I’m sitting on a wooden school bench. The tattered, pale yellow wall to my left supports an elongated chalkboard with the phrase, “John goes to the market,” etched across its surface. Encased between the hard, polished under surface of the desk and a bar that rests along the crease between my ankle and the top of my foot, my knees and hips begin to resist the walking motion all-too-common eight hours earlier.
I drown out the pulsating tension by fixating on the constellation of wrinkles in the face of a woman sitting in front of me. As she speaks to Sister Beatrice, a midwife with the Kigezi Healthcare Foundation (KIHEFO), the rhythmic sounds of the local language, Rukiga, tell her story, animated by her oceanic arm movements. A familiar sound in my right ear draws my attention. “She has ten children,” Frank translates. “Her husband refuses to let her access family planning services,” he continues to whisper.
Wednesday, May 13th is filled as the Project HOPE (Hands Open to People Everywhere) team shadows KIHEFO staff and medical students during one of KIHEFO’s outreach camps, an initiative that provides basic healthcare services to rural communities in the Kabale region, including general medicine, dental, optometry, pharmacy, HIV testing and counseling, family planning, and antenatal services.
Situated in a room offering family planning and antenatal services, I collect stories of struggle and resistance from community members fighting barriers to child nutrition and maternal health. As women wade through the sea of people seeking healthcare services, KIHEFO staff invite mothers with children showing signs of malnutrition to participate in a brief, interactive workshop – often women with many young children within a few years of each other.
In southwestern Uganda, the World Health Organization estimates 45% of children under the age of five are malnourished. Dr. Geoffrey Anguyo, founder of KIHEFO, states that nearly 70% of children visiting rural outreach camps are malnourished – an estimate that only includes mothers attending outreach camps predominately because of concerns with their own health.
A strategy to identify and prevent child malnutrition in rural communities, “What’s on Your Plate?” animates which locally available foods are required to feed children a healthy, balanced diet. Painted across the surface of a large “plate,” the activity discusses five categories – meat, oils, carbohydrates, vegetables, and boiled water.
Crowded together along rows of wooden school benches, I ask mothers what foods displayed on the large “plate” are easily accessible. Unanimously, the women echo that all foods, other than meat, are locally available within their own gardens.
As we leave the dimly lit classroom, I ask Lilian, the Ugandan coordinator I am working alongside, “If most foods required to build a balanced diet are readily available, what is the most common barrier to feeding children a balanced diet?” She responds that many women do not know which foods are required to consume a healthy diet – a barrier KIHEFO is attempting to hurdle with “What’s on Your Plate?” and other nutrition education initiatives directed at women.
As Lilian voices, “If you educate mothers, you educate the community.”

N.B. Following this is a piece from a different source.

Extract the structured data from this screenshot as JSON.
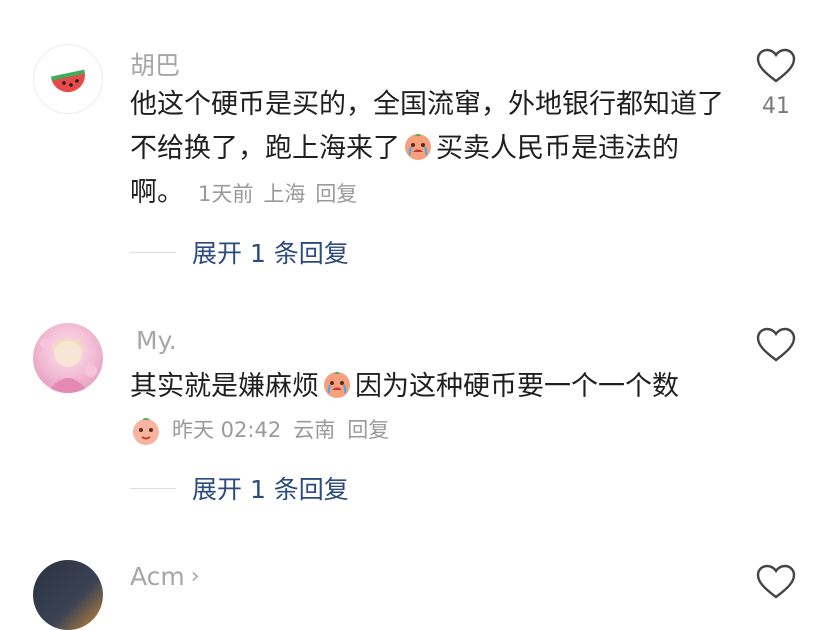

Project HOPE is an initiative of Ceiba Association, an Edmonton-based organization that ignites activism through education and cultural exchange in local and international communities. Visit www.ceibaassociation.com to learn more of Ceiba Association’s partnership with KIHEFO in May 2015.
Story By: Ashton James